### SOURCE MATERIAL

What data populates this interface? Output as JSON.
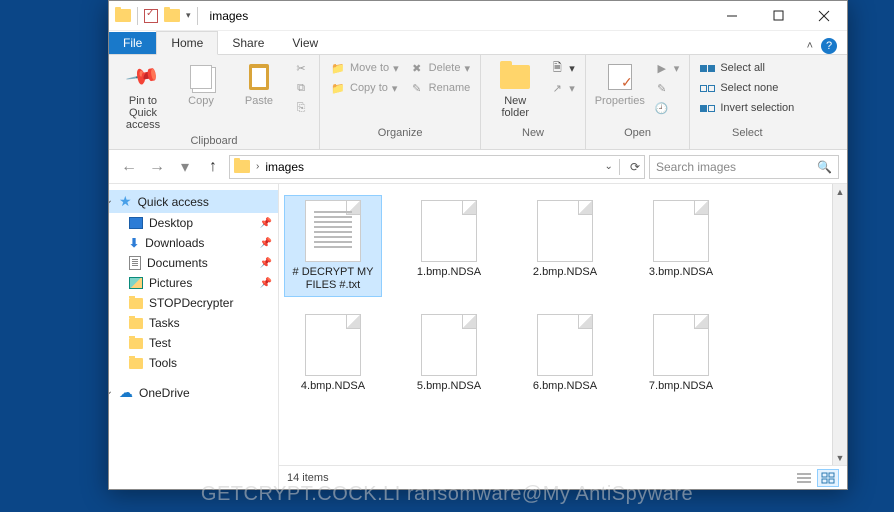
{
  "window": {
    "title": "images"
  },
  "tabs": {
    "file": "File",
    "home": "Home",
    "share": "Share",
    "view": "View"
  },
  "ribbon": {
    "clipboard": {
      "label": "Clipboard",
      "pin": "Pin to Quick access",
      "copy": "Copy",
      "paste": "Paste"
    },
    "organize": {
      "label": "Organize",
      "moveto": "Move to",
      "copyto": "Copy to",
      "delete": "Delete",
      "rename": "Rename"
    },
    "new": {
      "label": "New",
      "newfolder": "New folder"
    },
    "open": {
      "label": "Open",
      "properties": "Properties"
    },
    "select": {
      "label": "Select",
      "selectall": "Select all",
      "selectnone": "Select none",
      "invert": "Invert selection"
    }
  },
  "address": {
    "location": "images",
    "search_placeholder": "Search images"
  },
  "sidebar": {
    "quickaccess": "Quick access",
    "desktop": "Desktop",
    "downloads": "Downloads",
    "documents": "Documents",
    "pictures": "Pictures",
    "stopdecrypter": "STOPDecrypter",
    "tasks": "Tasks",
    "test": "Test",
    "tools": "Tools",
    "onedrive": "OneDrive"
  },
  "files": [
    {
      "name": "# DECRYPT MY FILES #.txt",
      "type": "txt",
      "selected": true
    },
    {
      "name": "1.bmp.NDSA",
      "type": "blank"
    },
    {
      "name": "2.bmp.NDSA",
      "type": "blank"
    },
    {
      "name": "3.bmp.NDSA",
      "type": "blank"
    },
    {
      "name": "4.bmp.NDSA",
      "type": "blank"
    },
    {
      "name": "5.bmp.NDSA",
      "type": "blank"
    },
    {
      "name": "6.bmp.NDSA",
      "type": "blank"
    },
    {
      "name": "7.bmp.NDSA",
      "type": "blank"
    }
  ],
  "status": {
    "count": "14 items"
  },
  "watermark": "GETCRYPT.COCK.LI ransomware@My AntiSpyware"
}
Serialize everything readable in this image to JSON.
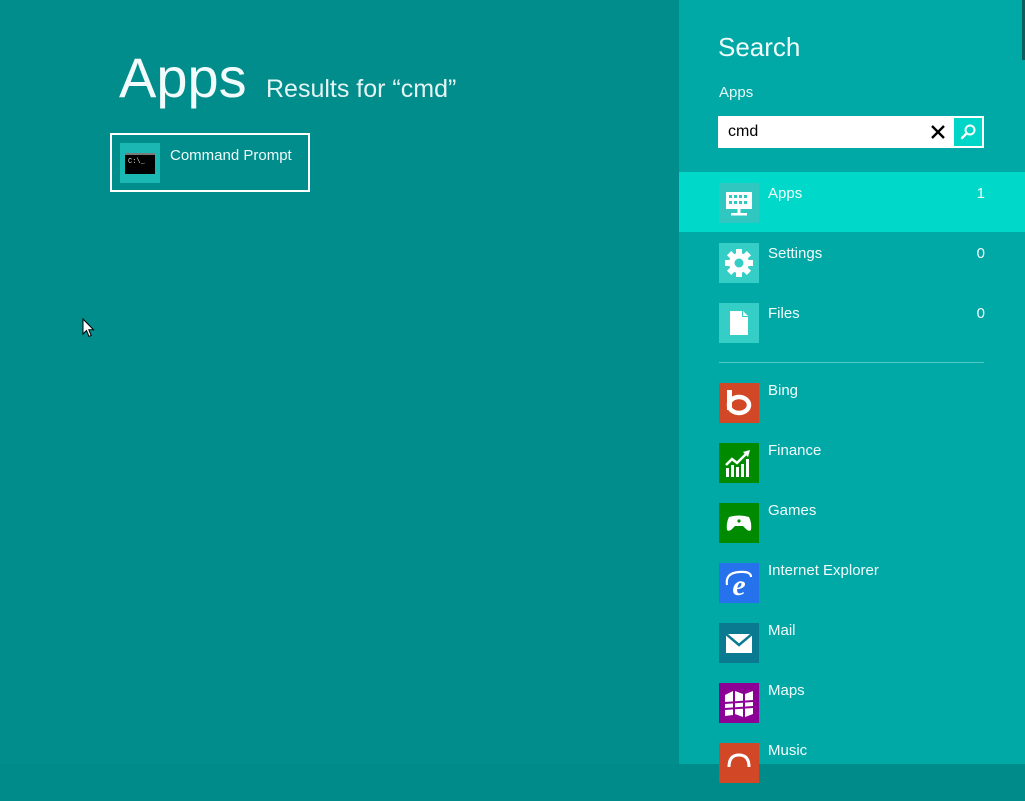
{
  "main": {
    "title": "Apps",
    "results_for": "Results for “cmd”",
    "results": [
      {
        "label": "Command Prompt",
        "icon": "command-prompt-icon",
        "icon_text": "C:\\_"
      }
    ]
  },
  "search_pane": {
    "title": "Search",
    "scope": "Apps",
    "query": "cmd",
    "clear_glyph": "✕",
    "categories": [
      {
        "label": "Apps",
        "count": "1",
        "icon": "apps-icon",
        "active": true
      },
      {
        "label": "Settings",
        "count": "0",
        "icon": "gear-icon",
        "active": false
      },
      {
        "label": "Files",
        "count": "0",
        "icon": "file-icon",
        "active": false
      }
    ],
    "apps": [
      {
        "label": "Bing",
        "icon": "bing-icon",
        "color": "#d24726"
      },
      {
        "label": "Finance",
        "icon": "finance-icon",
        "color": "#008a00"
      },
      {
        "label": "Games",
        "icon": "games-icon",
        "color": "#008a00"
      },
      {
        "label": "Internet Explorer",
        "icon": "internet-explorer-icon",
        "color": "#2672ec"
      },
      {
        "label": "Mail",
        "icon": "mail-icon",
        "color": "#0a7a91"
      },
      {
        "label": "Maps",
        "icon": "maps-icon",
        "color": "#8c0095"
      },
      {
        "label": "Music",
        "icon": "music-icon",
        "color": "#d24726"
      }
    ]
  },
  "colors": {
    "background": "#018d8b",
    "pane": "#00a8a6",
    "active_category": "#00d8ca"
  }
}
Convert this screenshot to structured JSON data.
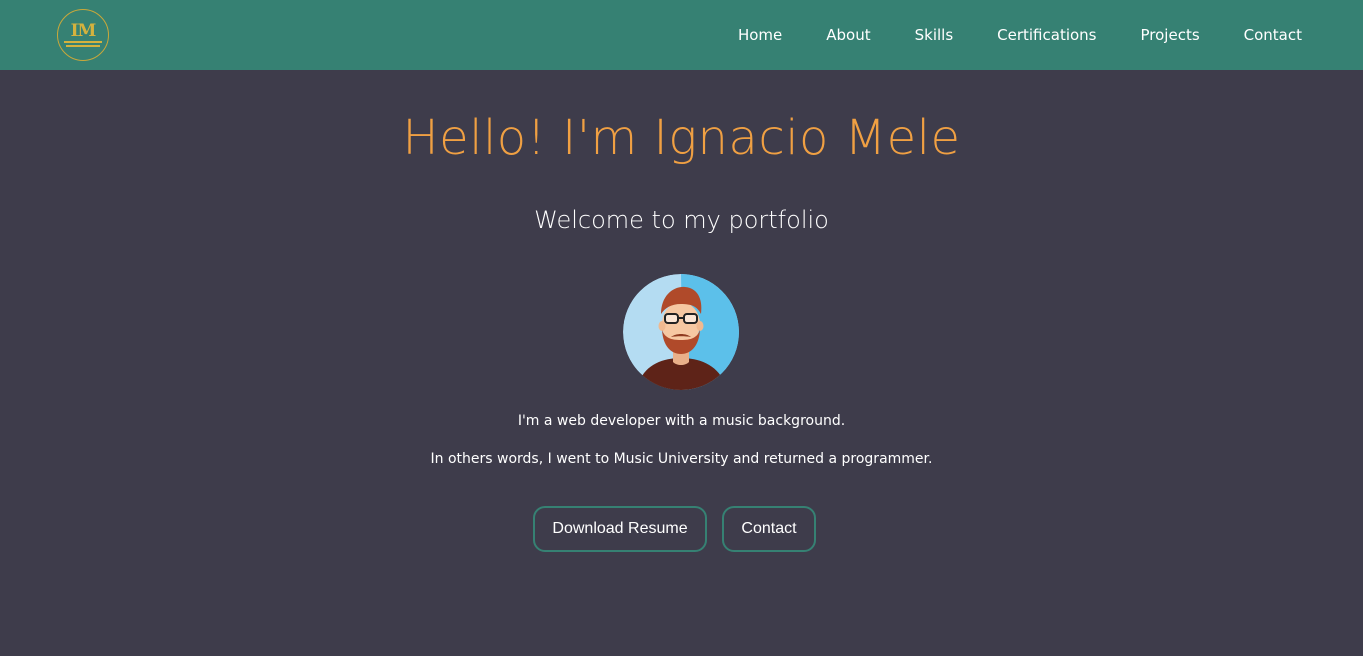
{
  "header": {
    "logo_text": "IM",
    "nav": [
      "Home",
      "About",
      "Skills",
      "Certifications",
      "Projects",
      "Contact"
    ]
  },
  "hero": {
    "title": "Hello! I'm Ignacio Mele",
    "subtitle": "Welcome to my portfolio",
    "avatar_icon": "developer-avatar-illustration",
    "bio_line1": "I'm a web developer with a music background.",
    "bio_line2": "In others words, I went to Music University and returned a programmer.",
    "buttons": {
      "resume_label": "Download Resume",
      "contact_label": "Contact"
    }
  },
  "colors": {
    "navbar": "#368173",
    "background": "#3e3c4b",
    "accent": "#f0a043",
    "logo_gold": "#d4b23e"
  }
}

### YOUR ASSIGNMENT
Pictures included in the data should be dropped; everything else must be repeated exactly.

### SOLUTION FOR THIS PROBLEM
What data populates this interface? Output as JSON.
{
  "window": {
    "title": "images"
  },
  "tabs": {
    "file": "File",
    "home": "Home",
    "share": "Share",
    "view": "View"
  },
  "ribbon": {
    "clipboard": {
      "label": "Clipboard",
      "pin": "Pin to Quick access",
      "copy": "Copy",
      "paste": "Paste"
    },
    "organize": {
      "label": "Organize",
      "moveto": "Move to",
      "copyto": "Copy to",
      "delete": "Delete",
      "rename": "Rename"
    },
    "new": {
      "label": "New",
      "newfolder": "New folder"
    },
    "open": {
      "label": "Open",
      "properties": "Properties"
    },
    "select": {
      "label": "Select",
      "selectall": "Select all",
      "selectnone": "Select none",
      "invert": "Invert selection"
    }
  },
  "address": {
    "location": "images",
    "search_placeholder": "Search images"
  },
  "sidebar": {
    "quickaccess": "Quick access",
    "desktop": "Desktop",
    "downloads": "Downloads",
    "documents": "Documents",
    "pictures": "Pictures",
    "stopdecrypter": "STOPDecrypter",
    "tasks": "Tasks",
    "test": "Test",
    "tools": "Tools",
    "onedrive": "OneDrive"
  },
  "files": [
    {
      "name": "# DECRYPT MY FILES #.txt",
      "type": "txt",
      "selected": true
    },
    {
      "name": "1.bmp.NDSA",
      "type": "blank"
    },
    {
      "name": "2.bmp.NDSA",
      "type": "blank"
    },
    {
      "name": "3.bmp.NDSA",
      "type": "blank"
    },
    {
      "name": "4.bmp.NDSA",
      "type": "blank"
    },
    {
      "name": "5.bmp.NDSA",
      "type": "blank"
    },
    {
      "name": "6.bmp.NDSA",
      "type": "blank"
    },
    {
      "name": "7.bmp.NDSA",
      "type": "blank"
    }
  ],
  "status": {
    "count": "14 items"
  },
  "watermark": "GETCRYPT.COCK.LI ransomware@My AntiSpyware"
}
Serialize everything readable in this image to JSON.
{
  "main": {
    "title": "Apps",
    "results_for": "Results for “cmd”",
    "results": [
      {
        "label": "Command Prompt",
        "icon": "command-prompt-icon",
        "icon_text": "C:\\_"
      }
    ]
  },
  "search_pane": {
    "title": "Search",
    "scope": "Apps",
    "query": "cmd",
    "clear_glyph": "✕",
    "categories": [
      {
        "label": "Apps",
        "count": "1",
        "icon": "apps-icon",
        "active": true
      },
      {
        "label": "Settings",
        "count": "0",
        "icon": "gear-icon",
        "active": false
      },
      {
        "label": "Files",
        "count": "0",
        "icon": "file-icon",
        "active": false
      }
    ],
    "apps": [
      {
        "label": "Bing",
        "icon": "bing-icon",
        "color": "#d24726"
      },
      {
        "label": "Finance",
        "icon": "finance-icon",
        "color": "#008a00"
      },
      {
        "label": "Games",
        "icon": "games-icon",
        "color": "#008a00"
      },
      {
        "label": "Internet Explorer",
        "icon": "internet-explorer-icon",
        "color": "#2672ec"
      },
      {
        "label": "Mail",
        "icon": "mail-icon",
        "color": "#0a7a91"
      },
      {
        "label": "Maps",
        "icon": "maps-icon",
        "color": "#8c0095"
      },
      {
        "label": "Music",
        "icon": "music-icon",
        "color": "#d24726"
      }
    ]
  },
  "colors": {
    "background": "#018d8b",
    "pane": "#00a8a6",
    "active_category": "#00d8ca"
  }
}
Convert this screenshot to structured JSON data.
{
  "header": {
    "logo_text": "IM",
    "nav": [
      "Home",
      "About",
      "Skills",
      "Certifications",
      "Projects",
      "Contact"
    ]
  },
  "hero": {
    "title": "Hello! I'm Ignacio Mele",
    "subtitle": "Welcome to my portfolio",
    "avatar_icon": "developer-avatar-illustration",
    "bio_line1": "I'm a web developer with a music background.",
    "bio_line2": "In others words, I went to Music University and returned a programmer.",
    "buttons": {
      "resume_label": "Download Resume",
      "contact_label": "Contact"
    }
  },
  "colors": {
    "navbar": "#368173",
    "background": "#3e3c4b",
    "accent": "#f0a043",
    "logo_gold": "#d4b23e"
  }
}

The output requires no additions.